Scorpion venom has shown some promise to slow the spread of brain cancer, say researchers.
Scientists at the University of Washington have revealed that combining nanoparticles with chlorotoxin, a small peptide isolated from scorpion venom, they could halt the spread of cancerous cells by 98 per cent, compared to 45 per cent for the scorpion venom alone.
"People talk about the treatment being more effective with nanoparticles but they don't know how much, maybe 5 percent or 10 percent. This was quite a surprise to us," said Miqin Zhang, professor of Materials Science and Engineering.
She revealed that the study involved mouse brain-cancer cells that were grown in the lab.
Her team observed that the cells containing nanoparticle-chlorotoxin combo were unable to elongate, whereas those containing only nanoparticles or only chlorotoxin could stretch out.

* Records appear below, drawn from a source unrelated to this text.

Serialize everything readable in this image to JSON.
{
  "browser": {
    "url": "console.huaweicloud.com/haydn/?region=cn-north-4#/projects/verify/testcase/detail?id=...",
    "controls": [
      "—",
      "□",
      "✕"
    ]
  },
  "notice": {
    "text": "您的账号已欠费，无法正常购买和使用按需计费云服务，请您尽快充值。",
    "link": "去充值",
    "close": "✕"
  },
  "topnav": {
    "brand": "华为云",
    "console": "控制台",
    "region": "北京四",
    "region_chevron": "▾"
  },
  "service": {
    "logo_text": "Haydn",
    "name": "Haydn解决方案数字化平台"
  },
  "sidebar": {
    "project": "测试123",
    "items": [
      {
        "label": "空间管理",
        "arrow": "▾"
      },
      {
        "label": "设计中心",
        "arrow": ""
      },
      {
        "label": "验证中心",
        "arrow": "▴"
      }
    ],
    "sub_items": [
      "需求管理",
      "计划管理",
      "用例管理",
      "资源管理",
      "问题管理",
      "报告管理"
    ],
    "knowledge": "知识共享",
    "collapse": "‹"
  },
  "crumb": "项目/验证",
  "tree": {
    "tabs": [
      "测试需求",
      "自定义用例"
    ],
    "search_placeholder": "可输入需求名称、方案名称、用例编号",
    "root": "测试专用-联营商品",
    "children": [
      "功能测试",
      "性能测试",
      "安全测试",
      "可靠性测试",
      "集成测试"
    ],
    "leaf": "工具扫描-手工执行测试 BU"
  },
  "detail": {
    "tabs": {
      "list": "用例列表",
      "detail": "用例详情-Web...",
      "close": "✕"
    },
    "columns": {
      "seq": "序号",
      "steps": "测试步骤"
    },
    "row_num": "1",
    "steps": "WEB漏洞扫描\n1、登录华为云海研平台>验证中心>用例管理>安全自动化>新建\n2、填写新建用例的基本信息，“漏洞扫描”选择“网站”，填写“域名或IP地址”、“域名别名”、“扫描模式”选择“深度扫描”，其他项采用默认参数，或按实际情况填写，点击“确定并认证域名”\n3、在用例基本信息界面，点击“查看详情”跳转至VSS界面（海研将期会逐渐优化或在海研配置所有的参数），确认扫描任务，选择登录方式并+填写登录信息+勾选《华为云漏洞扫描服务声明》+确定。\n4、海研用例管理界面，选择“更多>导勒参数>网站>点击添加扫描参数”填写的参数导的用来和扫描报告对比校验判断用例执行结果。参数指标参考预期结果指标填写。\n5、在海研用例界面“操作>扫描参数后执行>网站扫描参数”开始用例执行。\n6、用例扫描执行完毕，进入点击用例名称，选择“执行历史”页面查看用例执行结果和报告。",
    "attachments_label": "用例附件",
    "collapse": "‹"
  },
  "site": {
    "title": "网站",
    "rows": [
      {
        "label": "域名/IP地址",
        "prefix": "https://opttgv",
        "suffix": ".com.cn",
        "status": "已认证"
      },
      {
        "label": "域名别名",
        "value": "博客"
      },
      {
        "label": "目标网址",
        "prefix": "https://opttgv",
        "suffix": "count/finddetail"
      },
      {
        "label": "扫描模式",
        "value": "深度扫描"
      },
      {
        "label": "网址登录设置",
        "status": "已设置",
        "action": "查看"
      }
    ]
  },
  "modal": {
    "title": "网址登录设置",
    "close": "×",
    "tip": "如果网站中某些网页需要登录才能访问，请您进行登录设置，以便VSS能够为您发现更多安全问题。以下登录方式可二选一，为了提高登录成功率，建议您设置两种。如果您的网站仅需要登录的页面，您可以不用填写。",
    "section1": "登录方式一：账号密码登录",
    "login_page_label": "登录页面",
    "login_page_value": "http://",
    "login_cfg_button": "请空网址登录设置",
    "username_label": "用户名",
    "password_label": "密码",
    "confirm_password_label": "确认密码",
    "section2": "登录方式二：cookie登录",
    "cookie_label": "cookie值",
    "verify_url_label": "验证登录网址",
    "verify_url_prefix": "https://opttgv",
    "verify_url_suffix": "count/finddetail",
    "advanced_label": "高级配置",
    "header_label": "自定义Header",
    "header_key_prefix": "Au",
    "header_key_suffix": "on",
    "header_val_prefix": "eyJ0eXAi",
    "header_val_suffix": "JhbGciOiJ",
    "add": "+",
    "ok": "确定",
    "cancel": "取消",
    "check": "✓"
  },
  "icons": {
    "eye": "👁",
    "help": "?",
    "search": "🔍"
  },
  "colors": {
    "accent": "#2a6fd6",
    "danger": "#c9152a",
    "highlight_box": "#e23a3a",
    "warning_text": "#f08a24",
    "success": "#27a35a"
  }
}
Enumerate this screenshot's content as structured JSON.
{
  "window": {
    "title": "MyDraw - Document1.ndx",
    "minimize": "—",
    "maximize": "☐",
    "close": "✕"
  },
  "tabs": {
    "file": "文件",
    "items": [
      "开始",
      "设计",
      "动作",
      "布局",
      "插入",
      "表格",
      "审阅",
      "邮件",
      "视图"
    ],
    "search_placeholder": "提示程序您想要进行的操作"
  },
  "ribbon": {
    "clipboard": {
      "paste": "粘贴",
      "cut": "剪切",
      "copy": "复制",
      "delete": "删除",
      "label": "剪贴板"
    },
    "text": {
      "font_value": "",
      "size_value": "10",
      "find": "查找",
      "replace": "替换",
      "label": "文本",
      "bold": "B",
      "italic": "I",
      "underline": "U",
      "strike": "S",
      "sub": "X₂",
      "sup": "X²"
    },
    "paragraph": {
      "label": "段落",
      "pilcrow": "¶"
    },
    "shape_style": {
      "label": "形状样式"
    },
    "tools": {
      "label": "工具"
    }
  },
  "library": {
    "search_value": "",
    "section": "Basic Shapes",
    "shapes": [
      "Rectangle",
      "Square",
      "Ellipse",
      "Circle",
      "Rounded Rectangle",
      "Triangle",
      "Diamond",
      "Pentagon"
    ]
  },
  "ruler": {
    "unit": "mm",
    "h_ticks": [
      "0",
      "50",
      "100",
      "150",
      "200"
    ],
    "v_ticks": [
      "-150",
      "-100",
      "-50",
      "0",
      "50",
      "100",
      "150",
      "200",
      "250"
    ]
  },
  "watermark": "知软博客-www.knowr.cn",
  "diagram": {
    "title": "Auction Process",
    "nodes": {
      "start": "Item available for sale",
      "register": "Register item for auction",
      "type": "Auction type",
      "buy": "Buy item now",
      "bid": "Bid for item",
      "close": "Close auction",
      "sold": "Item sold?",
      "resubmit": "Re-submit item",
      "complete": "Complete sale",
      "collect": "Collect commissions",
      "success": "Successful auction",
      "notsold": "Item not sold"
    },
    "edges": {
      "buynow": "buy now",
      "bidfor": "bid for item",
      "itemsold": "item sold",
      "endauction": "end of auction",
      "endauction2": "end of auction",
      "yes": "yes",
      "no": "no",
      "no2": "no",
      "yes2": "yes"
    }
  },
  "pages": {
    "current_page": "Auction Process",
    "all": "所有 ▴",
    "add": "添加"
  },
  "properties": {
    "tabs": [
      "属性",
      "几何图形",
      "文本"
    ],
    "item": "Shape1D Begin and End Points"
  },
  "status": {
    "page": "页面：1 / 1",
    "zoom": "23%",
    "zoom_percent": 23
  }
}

Based on their observations, the researchers came to the conclusion that the nanoparticle-chlorotoxin combo disabled the machinery on the cell's surface that allows cells to change shape, yet another step required for a tumor cell to slip through the body.
"We hypothesized the mechanism and we have all the data to prove our hypothesis," Zhang said.
She revealed that her team's future experiments would involve testing on mice.
A report describing the study has been published in the journal Small.